I’ve noticed an increase (as predicted) in door-to-door sales over the past six months. As a small business owner and a consultant that works with companies to improve sales performance, you’d think I’d be really supportive of these guys. Instead, I have recently posted a “No Solicitors” sign over my door (which every salesperson chooses to ignore). So, why am I not supporting door-to-door sales? Because somebody is failing to train these people before they hit the street. OR, they’re training them really badly. Here’s a typical interaction:
Comes through the door, looking hesitant and generally sweaty.
“Hello?” the salesperson yells out if no one is at the front of the office.
“May I help you?” somebody in the office says.
“Yes, um, this is Bob (points to his mutually sweaty and oddly mute partner) and we are, um, with the Yellow Pages and are just going into businesses to see if you’re interested in any advertising with us because we, um, we have a special this month.”
“No thank you. We already have an ad in the Yellow Pages.”
“Okay – I’ll leave my card . . . .” (stands there awkwardly as if waiting for permission to leave)
“Okay, we’ve got your card. Thank you.”
“Do you have a card?” he asks awkwardly.
“Sure, here you go. Thanks . . .”
He turns quickly leaving Bob who isn’t sure what to do and finally shakes my hand, smiles, and stumbles out after his partner.
Here’s what’s door-to-door salespeople need to know about Small Business owners:
1. We have pride in our companies and don’t want them to smell like sweat. Wipe off your sweat before you come in the door.
2. Small business owners are busy. Let us know, immediately, how much time this visit will take. Better yet, schedule an appointment on another day and come back. We don’t really appreciate the interruption.
3. Speak up for Heaven’s sake. A fumbling entry makes you want to push the salesperson right back out the door. Come in with patience, with a smile, with your card, and with an immediate benefit.
4. There’s no need to have a partner that just stands there. It makes us small business owners nervous.
Script: Hi, I’m John and this is my partner Bob. I know you’re busy, so let me quickly tell you why we’re here and see if there’s a good time to set up a 10 minute appointment. We’re with the Yellow Pages, and are saving current customers money with a discount that can apply to your current advertising.
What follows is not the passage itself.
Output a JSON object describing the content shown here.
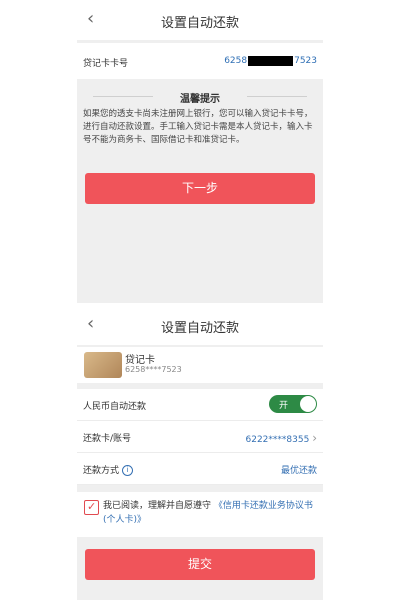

The meeting will take 10 minutes tops. Is there a time that’s more convenient for you?
Use this technique and I might let you in. Otherwise, I’m locking my doors and you only get in if you have a pizza in hand.